- [What you have to do]:
Text only, exactly as given: reproduce the entries below without their pictures.

[Dataset rows describing interfaces]

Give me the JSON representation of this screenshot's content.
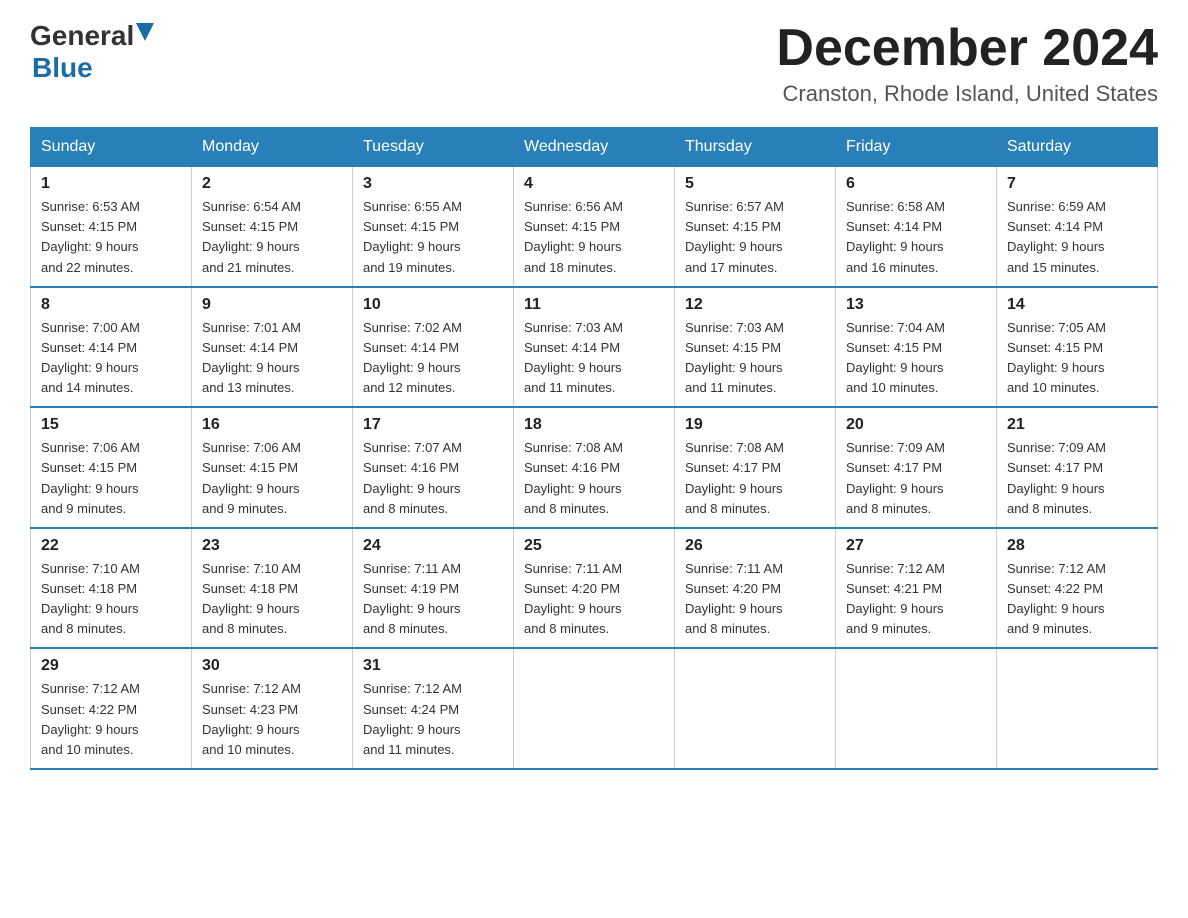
{
  "header": {
    "logo_general": "General",
    "logo_blue": "Blue",
    "month_title": "December 2024",
    "location": "Cranston, Rhode Island, United States"
  },
  "days_of_week": [
    "Sunday",
    "Monday",
    "Tuesday",
    "Wednesday",
    "Thursday",
    "Friday",
    "Saturday"
  ],
  "weeks": [
    [
      {
        "day": "1",
        "sunrise": "6:53 AM",
        "sunset": "4:15 PM",
        "daylight": "9 hours and 22 minutes."
      },
      {
        "day": "2",
        "sunrise": "6:54 AM",
        "sunset": "4:15 PM",
        "daylight": "9 hours and 21 minutes."
      },
      {
        "day": "3",
        "sunrise": "6:55 AM",
        "sunset": "4:15 PM",
        "daylight": "9 hours and 19 minutes."
      },
      {
        "day": "4",
        "sunrise": "6:56 AM",
        "sunset": "4:15 PM",
        "daylight": "9 hours and 18 minutes."
      },
      {
        "day": "5",
        "sunrise": "6:57 AM",
        "sunset": "4:15 PM",
        "daylight": "9 hours and 17 minutes."
      },
      {
        "day": "6",
        "sunrise": "6:58 AM",
        "sunset": "4:14 PM",
        "daylight": "9 hours and 16 minutes."
      },
      {
        "day": "7",
        "sunrise": "6:59 AM",
        "sunset": "4:14 PM",
        "daylight": "9 hours and 15 minutes."
      }
    ],
    [
      {
        "day": "8",
        "sunrise": "7:00 AM",
        "sunset": "4:14 PM",
        "daylight": "9 hours and 14 minutes."
      },
      {
        "day": "9",
        "sunrise": "7:01 AM",
        "sunset": "4:14 PM",
        "daylight": "9 hours and 13 minutes."
      },
      {
        "day": "10",
        "sunrise": "7:02 AM",
        "sunset": "4:14 PM",
        "daylight": "9 hours and 12 minutes."
      },
      {
        "day": "11",
        "sunrise": "7:03 AM",
        "sunset": "4:14 PM",
        "daylight": "9 hours and 11 minutes."
      },
      {
        "day": "12",
        "sunrise": "7:03 AM",
        "sunset": "4:15 PM",
        "daylight": "9 hours and 11 minutes."
      },
      {
        "day": "13",
        "sunrise": "7:04 AM",
        "sunset": "4:15 PM",
        "daylight": "9 hours and 10 minutes."
      },
      {
        "day": "14",
        "sunrise": "7:05 AM",
        "sunset": "4:15 PM",
        "daylight": "9 hours and 10 minutes."
      }
    ],
    [
      {
        "day": "15",
        "sunrise": "7:06 AM",
        "sunset": "4:15 PM",
        "daylight": "9 hours and 9 minutes."
      },
      {
        "day": "16",
        "sunrise": "7:06 AM",
        "sunset": "4:15 PM",
        "daylight": "9 hours and 9 minutes."
      },
      {
        "day": "17",
        "sunrise": "7:07 AM",
        "sunset": "4:16 PM",
        "daylight": "9 hours and 8 minutes."
      },
      {
        "day": "18",
        "sunrise": "7:08 AM",
        "sunset": "4:16 PM",
        "daylight": "9 hours and 8 minutes."
      },
      {
        "day": "19",
        "sunrise": "7:08 AM",
        "sunset": "4:17 PM",
        "daylight": "9 hours and 8 minutes."
      },
      {
        "day": "20",
        "sunrise": "7:09 AM",
        "sunset": "4:17 PM",
        "daylight": "9 hours and 8 minutes."
      },
      {
        "day": "21",
        "sunrise": "7:09 AM",
        "sunset": "4:17 PM",
        "daylight": "9 hours and 8 minutes."
      }
    ],
    [
      {
        "day": "22",
        "sunrise": "7:10 AM",
        "sunset": "4:18 PM",
        "daylight": "9 hours and 8 minutes."
      },
      {
        "day": "23",
        "sunrise": "7:10 AM",
        "sunset": "4:18 PM",
        "daylight": "9 hours and 8 minutes."
      },
      {
        "day": "24",
        "sunrise": "7:11 AM",
        "sunset": "4:19 PM",
        "daylight": "9 hours and 8 minutes."
      },
      {
        "day": "25",
        "sunrise": "7:11 AM",
        "sunset": "4:20 PM",
        "daylight": "9 hours and 8 minutes."
      },
      {
        "day": "26",
        "sunrise": "7:11 AM",
        "sunset": "4:20 PM",
        "daylight": "9 hours and 8 minutes."
      },
      {
        "day": "27",
        "sunrise": "7:12 AM",
        "sunset": "4:21 PM",
        "daylight": "9 hours and 9 minutes."
      },
      {
        "day": "28",
        "sunrise": "7:12 AM",
        "sunset": "4:22 PM",
        "daylight": "9 hours and 9 minutes."
      }
    ],
    [
      {
        "day": "29",
        "sunrise": "7:12 AM",
        "sunset": "4:22 PM",
        "daylight": "9 hours and 10 minutes."
      },
      {
        "day": "30",
        "sunrise": "7:12 AM",
        "sunset": "4:23 PM",
        "daylight": "9 hours and 10 minutes."
      },
      {
        "day": "31",
        "sunrise": "7:12 AM",
        "sunset": "4:24 PM",
        "daylight": "9 hours and 11 minutes."
      },
      null,
      null,
      null,
      null
    ]
  ],
  "labels": {
    "sunrise": "Sunrise:",
    "sunset": "Sunset:",
    "daylight": "Daylight:"
  }
}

- [Task answer]:
Give me the JSON representation of this screenshot's content.
{
  "header": {
    "logo_general": "General",
    "logo_blue": "Blue",
    "month_title": "December 2024",
    "location": "Cranston, Rhode Island, United States"
  },
  "days_of_week": [
    "Sunday",
    "Monday",
    "Tuesday",
    "Wednesday",
    "Thursday",
    "Friday",
    "Saturday"
  ],
  "weeks": [
    [
      {
        "day": "1",
        "sunrise": "6:53 AM",
        "sunset": "4:15 PM",
        "daylight": "9 hours and 22 minutes."
      },
      {
        "day": "2",
        "sunrise": "6:54 AM",
        "sunset": "4:15 PM",
        "daylight": "9 hours and 21 minutes."
      },
      {
        "day": "3",
        "sunrise": "6:55 AM",
        "sunset": "4:15 PM",
        "daylight": "9 hours and 19 minutes."
      },
      {
        "day": "4",
        "sunrise": "6:56 AM",
        "sunset": "4:15 PM",
        "daylight": "9 hours and 18 minutes."
      },
      {
        "day": "5",
        "sunrise": "6:57 AM",
        "sunset": "4:15 PM",
        "daylight": "9 hours and 17 minutes."
      },
      {
        "day": "6",
        "sunrise": "6:58 AM",
        "sunset": "4:14 PM",
        "daylight": "9 hours and 16 minutes."
      },
      {
        "day": "7",
        "sunrise": "6:59 AM",
        "sunset": "4:14 PM",
        "daylight": "9 hours and 15 minutes."
      }
    ],
    [
      {
        "day": "8",
        "sunrise": "7:00 AM",
        "sunset": "4:14 PM",
        "daylight": "9 hours and 14 minutes."
      },
      {
        "day": "9",
        "sunrise": "7:01 AM",
        "sunset": "4:14 PM",
        "daylight": "9 hours and 13 minutes."
      },
      {
        "day": "10",
        "sunrise": "7:02 AM",
        "sunset": "4:14 PM",
        "daylight": "9 hours and 12 minutes."
      },
      {
        "day": "11",
        "sunrise": "7:03 AM",
        "sunset": "4:14 PM",
        "daylight": "9 hours and 11 minutes."
      },
      {
        "day": "12",
        "sunrise": "7:03 AM",
        "sunset": "4:15 PM",
        "daylight": "9 hours and 11 minutes."
      },
      {
        "day": "13",
        "sunrise": "7:04 AM",
        "sunset": "4:15 PM",
        "daylight": "9 hours and 10 minutes."
      },
      {
        "day": "14",
        "sunrise": "7:05 AM",
        "sunset": "4:15 PM",
        "daylight": "9 hours and 10 minutes."
      }
    ],
    [
      {
        "day": "15",
        "sunrise": "7:06 AM",
        "sunset": "4:15 PM",
        "daylight": "9 hours and 9 minutes."
      },
      {
        "day": "16",
        "sunrise": "7:06 AM",
        "sunset": "4:15 PM",
        "daylight": "9 hours and 9 minutes."
      },
      {
        "day": "17",
        "sunrise": "7:07 AM",
        "sunset": "4:16 PM",
        "daylight": "9 hours and 8 minutes."
      },
      {
        "day": "18",
        "sunrise": "7:08 AM",
        "sunset": "4:16 PM",
        "daylight": "9 hours and 8 minutes."
      },
      {
        "day": "19",
        "sunrise": "7:08 AM",
        "sunset": "4:17 PM",
        "daylight": "9 hours and 8 minutes."
      },
      {
        "day": "20",
        "sunrise": "7:09 AM",
        "sunset": "4:17 PM",
        "daylight": "9 hours and 8 minutes."
      },
      {
        "day": "21",
        "sunrise": "7:09 AM",
        "sunset": "4:17 PM",
        "daylight": "9 hours and 8 minutes."
      }
    ],
    [
      {
        "day": "22",
        "sunrise": "7:10 AM",
        "sunset": "4:18 PM",
        "daylight": "9 hours and 8 minutes."
      },
      {
        "day": "23",
        "sunrise": "7:10 AM",
        "sunset": "4:18 PM",
        "daylight": "9 hours and 8 minutes."
      },
      {
        "day": "24",
        "sunrise": "7:11 AM",
        "sunset": "4:19 PM",
        "daylight": "9 hours and 8 minutes."
      },
      {
        "day": "25",
        "sunrise": "7:11 AM",
        "sunset": "4:20 PM",
        "daylight": "9 hours and 8 minutes."
      },
      {
        "day": "26",
        "sunrise": "7:11 AM",
        "sunset": "4:20 PM",
        "daylight": "9 hours and 8 minutes."
      },
      {
        "day": "27",
        "sunrise": "7:12 AM",
        "sunset": "4:21 PM",
        "daylight": "9 hours and 9 minutes."
      },
      {
        "day": "28",
        "sunrise": "7:12 AM",
        "sunset": "4:22 PM",
        "daylight": "9 hours and 9 minutes."
      }
    ],
    [
      {
        "day": "29",
        "sunrise": "7:12 AM",
        "sunset": "4:22 PM",
        "daylight": "9 hours and 10 minutes."
      },
      {
        "day": "30",
        "sunrise": "7:12 AM",
        "sunset": "4:23 PM",
        "daylight": "9 hours and 10 minutes."
      },
      {
        "day": "31",
        "sunrise": "7:12 AM",
        "sunset": "4:24 PM",
        "daylight": "9 hours and 11 minutes."
      },
      null,
      null,
      null,
      null
    ]
  ],
  "labels": {
    "sunrise": "Sunrise:",
    "sunset": "Sunset:",
    "daylight": "Daylight:"
  }
}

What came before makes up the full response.